1. A NEW LIGHT ON THE NORTH-EASTERN HORIZON
The tripartite peace pact or the Memorandum of Settlement signed by the Central and Assam Governments and the Bodo Liberation Tigers is a very significant development for the linguistic and ethnic re-organization of Indian states. In addition, this understanding will put an end to the enormous suffering the Bodos and others who lived in Bodo and adjacent areas have been experiencing for the last 15 years.
2. A NEW BODO TERRITORIAL COUNCIL
According to this accord, Bodo Territorial Council will be established under the Sixth Schedule of the Constitution comprising four districts of Assam -- Kokrajhar, Chirang, Baska and Udalguri. The Bodo language will be included in the Eighth Schedule of the Constitution. (Newspaper reports are not very clear on this issue.)
The Bodos living in Karbi Anglong district may be declared to be a scheduled tribe (hills). A Central University with departments that offer professional courses such as engineering, medicine, agriculture, IT, etc. will be established.
The Council will consist of 46 members -- 30 tribal members, five non-tribal members, five general category members, and six nominated members who will be nominated by the Assam Government. A committee consisting a representative each from the Central and Assam governments, and Bodo Liberation Tigers would "decide by a consensus on the inclusion of villages and areas in the BTC where tribal population is not less than 50 per cent within a period of three months of signing the accord" (UNI news dated February 10, 2003).
The news report also indicated that,
The autonomous body will fulfill the economic, educational, and linguistic aspirations as well as socio-cultural and ethnic identity of the Bodos.
The arrangement will result in the "creation of Bodoland as an autonomous self-governing unit within Assam." "The BTC, covering some 8,000 sq kilometers, would comprise some 3,082 villages and a population of some 23 lakhs" (Anjali Modi in The Hindu, February 10, 2003).
3. A BOLD STEP IN THE RIGHT DIRECTION
The move of the Central and Assam governments is a bold step in the right direction. The British accession of Indian princely states into a single political nation, British India, and their act of dividing these territories into various administrative units did not really consider linguistic identities as an important factor. The re-organization of various administrative provinces into linguistic states in 1956 also did not fully satisfy the aspirations of various linguistic groups. It looks like that such re-organizations must be viewed only as an ongoing process, a process that continues without affecting the integrity of India as a single political nation.
4. WHAT LIES AHEAD?
Unfortunately most linguistic demands have been agreed to or granted by the national leaders only after much agitation, often violent in nature. Yet there is an unmistakable trend noticed in India in the recent past.

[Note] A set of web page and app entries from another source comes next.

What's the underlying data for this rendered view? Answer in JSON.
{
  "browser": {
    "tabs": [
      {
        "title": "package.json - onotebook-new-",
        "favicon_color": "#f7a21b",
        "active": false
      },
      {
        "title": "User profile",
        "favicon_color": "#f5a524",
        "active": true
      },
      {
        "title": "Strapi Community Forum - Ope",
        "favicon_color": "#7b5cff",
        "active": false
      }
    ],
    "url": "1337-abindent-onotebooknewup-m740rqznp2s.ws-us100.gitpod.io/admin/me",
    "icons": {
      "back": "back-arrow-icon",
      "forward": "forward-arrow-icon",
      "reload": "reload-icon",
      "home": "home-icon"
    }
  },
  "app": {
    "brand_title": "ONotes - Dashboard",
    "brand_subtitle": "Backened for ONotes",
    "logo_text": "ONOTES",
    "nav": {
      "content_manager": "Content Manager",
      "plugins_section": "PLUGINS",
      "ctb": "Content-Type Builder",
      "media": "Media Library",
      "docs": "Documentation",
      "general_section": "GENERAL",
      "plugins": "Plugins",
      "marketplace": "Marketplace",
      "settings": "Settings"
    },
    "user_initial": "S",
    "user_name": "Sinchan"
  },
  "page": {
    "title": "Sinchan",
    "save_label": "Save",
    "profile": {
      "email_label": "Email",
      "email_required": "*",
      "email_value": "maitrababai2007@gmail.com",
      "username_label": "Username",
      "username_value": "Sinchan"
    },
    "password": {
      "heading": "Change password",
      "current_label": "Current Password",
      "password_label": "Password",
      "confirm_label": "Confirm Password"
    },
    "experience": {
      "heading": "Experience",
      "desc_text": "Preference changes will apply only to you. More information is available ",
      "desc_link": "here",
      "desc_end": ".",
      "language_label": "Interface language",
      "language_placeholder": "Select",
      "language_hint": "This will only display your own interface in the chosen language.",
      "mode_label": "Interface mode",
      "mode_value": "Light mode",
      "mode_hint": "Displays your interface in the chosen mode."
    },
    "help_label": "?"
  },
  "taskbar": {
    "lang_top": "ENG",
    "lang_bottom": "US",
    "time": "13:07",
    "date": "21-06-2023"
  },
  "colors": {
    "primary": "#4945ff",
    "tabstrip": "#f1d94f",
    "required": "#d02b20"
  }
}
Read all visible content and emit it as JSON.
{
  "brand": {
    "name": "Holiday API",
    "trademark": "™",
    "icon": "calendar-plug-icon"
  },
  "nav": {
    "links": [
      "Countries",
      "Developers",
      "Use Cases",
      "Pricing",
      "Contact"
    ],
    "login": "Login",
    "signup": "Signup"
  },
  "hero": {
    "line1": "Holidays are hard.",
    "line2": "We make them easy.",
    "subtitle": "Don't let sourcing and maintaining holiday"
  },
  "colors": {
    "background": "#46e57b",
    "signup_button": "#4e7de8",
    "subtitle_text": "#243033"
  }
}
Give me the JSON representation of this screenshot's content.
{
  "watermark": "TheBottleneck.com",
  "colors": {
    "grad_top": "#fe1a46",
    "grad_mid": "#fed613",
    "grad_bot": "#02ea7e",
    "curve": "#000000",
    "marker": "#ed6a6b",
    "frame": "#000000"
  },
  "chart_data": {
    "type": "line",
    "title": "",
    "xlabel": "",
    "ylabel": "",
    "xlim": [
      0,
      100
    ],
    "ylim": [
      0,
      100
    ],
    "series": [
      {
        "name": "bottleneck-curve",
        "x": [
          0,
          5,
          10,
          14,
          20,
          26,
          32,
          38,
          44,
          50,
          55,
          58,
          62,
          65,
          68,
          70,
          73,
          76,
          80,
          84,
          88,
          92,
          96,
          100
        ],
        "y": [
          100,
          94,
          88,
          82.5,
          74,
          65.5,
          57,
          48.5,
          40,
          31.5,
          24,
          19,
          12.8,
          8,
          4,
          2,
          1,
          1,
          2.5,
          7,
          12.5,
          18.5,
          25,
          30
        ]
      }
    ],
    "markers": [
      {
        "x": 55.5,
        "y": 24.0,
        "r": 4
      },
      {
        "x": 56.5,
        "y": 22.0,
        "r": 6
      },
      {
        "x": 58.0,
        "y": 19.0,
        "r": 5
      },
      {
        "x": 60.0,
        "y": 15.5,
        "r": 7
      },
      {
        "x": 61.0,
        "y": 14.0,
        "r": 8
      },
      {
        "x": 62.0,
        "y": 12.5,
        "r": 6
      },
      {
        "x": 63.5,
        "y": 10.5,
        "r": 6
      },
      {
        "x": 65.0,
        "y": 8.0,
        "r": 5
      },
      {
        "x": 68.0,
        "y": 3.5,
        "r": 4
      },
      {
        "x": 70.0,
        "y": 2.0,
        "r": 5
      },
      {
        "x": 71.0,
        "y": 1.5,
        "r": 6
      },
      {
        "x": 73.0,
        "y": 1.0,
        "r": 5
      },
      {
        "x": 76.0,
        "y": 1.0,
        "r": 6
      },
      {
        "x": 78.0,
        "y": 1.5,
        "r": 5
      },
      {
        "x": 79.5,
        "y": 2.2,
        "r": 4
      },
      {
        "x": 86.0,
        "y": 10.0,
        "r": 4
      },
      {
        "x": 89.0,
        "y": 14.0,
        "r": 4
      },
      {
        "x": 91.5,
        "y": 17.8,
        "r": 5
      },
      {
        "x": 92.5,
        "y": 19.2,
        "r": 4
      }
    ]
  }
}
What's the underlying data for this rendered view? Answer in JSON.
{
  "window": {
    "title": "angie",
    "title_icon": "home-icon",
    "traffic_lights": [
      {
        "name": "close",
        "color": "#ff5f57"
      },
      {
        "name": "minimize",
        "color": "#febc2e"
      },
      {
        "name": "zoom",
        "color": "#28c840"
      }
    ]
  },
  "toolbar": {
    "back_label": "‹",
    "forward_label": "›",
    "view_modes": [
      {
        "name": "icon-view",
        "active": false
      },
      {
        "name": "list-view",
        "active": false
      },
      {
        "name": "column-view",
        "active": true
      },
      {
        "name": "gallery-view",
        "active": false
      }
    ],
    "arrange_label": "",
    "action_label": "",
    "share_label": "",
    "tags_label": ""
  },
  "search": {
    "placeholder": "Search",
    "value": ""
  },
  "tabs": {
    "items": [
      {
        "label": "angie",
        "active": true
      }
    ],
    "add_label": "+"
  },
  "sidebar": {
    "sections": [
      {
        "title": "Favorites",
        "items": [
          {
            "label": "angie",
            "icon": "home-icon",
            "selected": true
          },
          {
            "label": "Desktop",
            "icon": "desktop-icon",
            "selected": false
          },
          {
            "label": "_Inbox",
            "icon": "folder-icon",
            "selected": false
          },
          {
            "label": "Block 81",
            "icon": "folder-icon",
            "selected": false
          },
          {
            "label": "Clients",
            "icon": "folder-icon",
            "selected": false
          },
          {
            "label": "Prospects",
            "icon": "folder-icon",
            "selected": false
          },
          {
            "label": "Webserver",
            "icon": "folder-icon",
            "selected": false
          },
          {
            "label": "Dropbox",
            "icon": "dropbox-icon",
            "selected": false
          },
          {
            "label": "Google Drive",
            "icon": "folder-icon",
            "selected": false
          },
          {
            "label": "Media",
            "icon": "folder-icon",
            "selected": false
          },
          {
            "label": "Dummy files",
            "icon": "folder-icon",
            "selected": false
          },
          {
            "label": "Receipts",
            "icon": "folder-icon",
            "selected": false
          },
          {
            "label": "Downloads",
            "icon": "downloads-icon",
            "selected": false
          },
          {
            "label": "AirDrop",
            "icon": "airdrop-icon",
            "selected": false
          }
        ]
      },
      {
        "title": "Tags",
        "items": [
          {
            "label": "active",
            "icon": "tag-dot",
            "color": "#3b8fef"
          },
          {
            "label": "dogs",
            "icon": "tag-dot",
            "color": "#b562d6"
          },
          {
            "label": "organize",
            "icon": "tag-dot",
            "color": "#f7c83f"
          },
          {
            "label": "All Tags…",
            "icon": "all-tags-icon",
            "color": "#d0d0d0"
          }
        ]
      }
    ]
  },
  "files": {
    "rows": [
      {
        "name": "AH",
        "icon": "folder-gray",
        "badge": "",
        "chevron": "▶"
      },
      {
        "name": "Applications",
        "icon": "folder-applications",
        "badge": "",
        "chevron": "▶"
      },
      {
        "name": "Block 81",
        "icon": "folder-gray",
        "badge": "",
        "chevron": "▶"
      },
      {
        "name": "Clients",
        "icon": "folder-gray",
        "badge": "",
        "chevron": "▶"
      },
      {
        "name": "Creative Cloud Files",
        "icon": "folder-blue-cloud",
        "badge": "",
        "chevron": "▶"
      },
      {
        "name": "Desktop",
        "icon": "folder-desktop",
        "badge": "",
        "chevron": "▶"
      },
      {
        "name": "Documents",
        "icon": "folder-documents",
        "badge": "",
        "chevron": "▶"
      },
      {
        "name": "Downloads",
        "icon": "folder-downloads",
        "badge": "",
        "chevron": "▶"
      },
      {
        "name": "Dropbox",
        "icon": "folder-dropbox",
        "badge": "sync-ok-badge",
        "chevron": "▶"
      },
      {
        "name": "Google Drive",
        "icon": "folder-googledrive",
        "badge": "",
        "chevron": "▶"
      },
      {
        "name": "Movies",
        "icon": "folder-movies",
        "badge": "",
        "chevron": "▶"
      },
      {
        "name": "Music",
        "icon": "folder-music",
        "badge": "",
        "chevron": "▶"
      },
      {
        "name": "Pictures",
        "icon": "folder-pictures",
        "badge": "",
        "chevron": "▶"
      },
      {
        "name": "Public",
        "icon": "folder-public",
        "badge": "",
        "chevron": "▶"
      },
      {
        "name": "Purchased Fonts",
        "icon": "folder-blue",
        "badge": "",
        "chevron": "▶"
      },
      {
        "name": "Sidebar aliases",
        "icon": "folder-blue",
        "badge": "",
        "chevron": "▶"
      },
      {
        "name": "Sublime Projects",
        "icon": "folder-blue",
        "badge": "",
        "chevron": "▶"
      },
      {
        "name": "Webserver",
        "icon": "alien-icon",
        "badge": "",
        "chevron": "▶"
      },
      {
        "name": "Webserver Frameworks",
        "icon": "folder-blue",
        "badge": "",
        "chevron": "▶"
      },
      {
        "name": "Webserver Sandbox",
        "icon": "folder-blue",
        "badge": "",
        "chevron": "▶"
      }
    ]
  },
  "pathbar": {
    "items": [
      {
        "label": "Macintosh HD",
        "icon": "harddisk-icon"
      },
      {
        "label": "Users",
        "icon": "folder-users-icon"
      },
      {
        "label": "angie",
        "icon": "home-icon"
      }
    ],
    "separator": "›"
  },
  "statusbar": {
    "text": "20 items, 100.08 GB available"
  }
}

We have more states now than ever, we have more autonomous councils than in the past, and it is more likely that the creation of Bodo Council itself, in due course, may result in according that Council a full statehood in the future. It is interesting to note how independent India manages to meet the aspirations of linguistic and ethnic groups in a peaceful and amicable way.
Demands for autonomy or full statehood within the Indian Union from various linguistic and ethnic groups will increase. One could easily list areas that will demand such status in the near future. (I refrain from listing these possible demands here!) Geographical contiguity also is often considered important while conceding demands for statehood, etc. Moreover, even with such creation of special autonomous councils and granting full statehood, there will always be linguistic and ethnic problems. While granting autonomy and full statehood, it also becomes necessary to impress upon those who receive such status to carefully and sympathetically consider the demands of the remnant linguistic, ethnic, and religious minority populations in their midst, and enable them to participate fully and meaningfully in the public life as equal partners. Some states have shown their incapacity to appreciate this important necessity.
5. THE RESPONSIBILITY OF STATES AND LEADERSHIP
It is important for the states to review their education and employment policies, and ensure a fair deal to all the ethnic, religious, and linguistic groups within the states. Each state is as multilingual, multi-ethnic, or multi-religious as the Union is. Sometimes creating special councils may not really solve the problem, but such demands become strident when people's aspirations are not met by the current arrangements.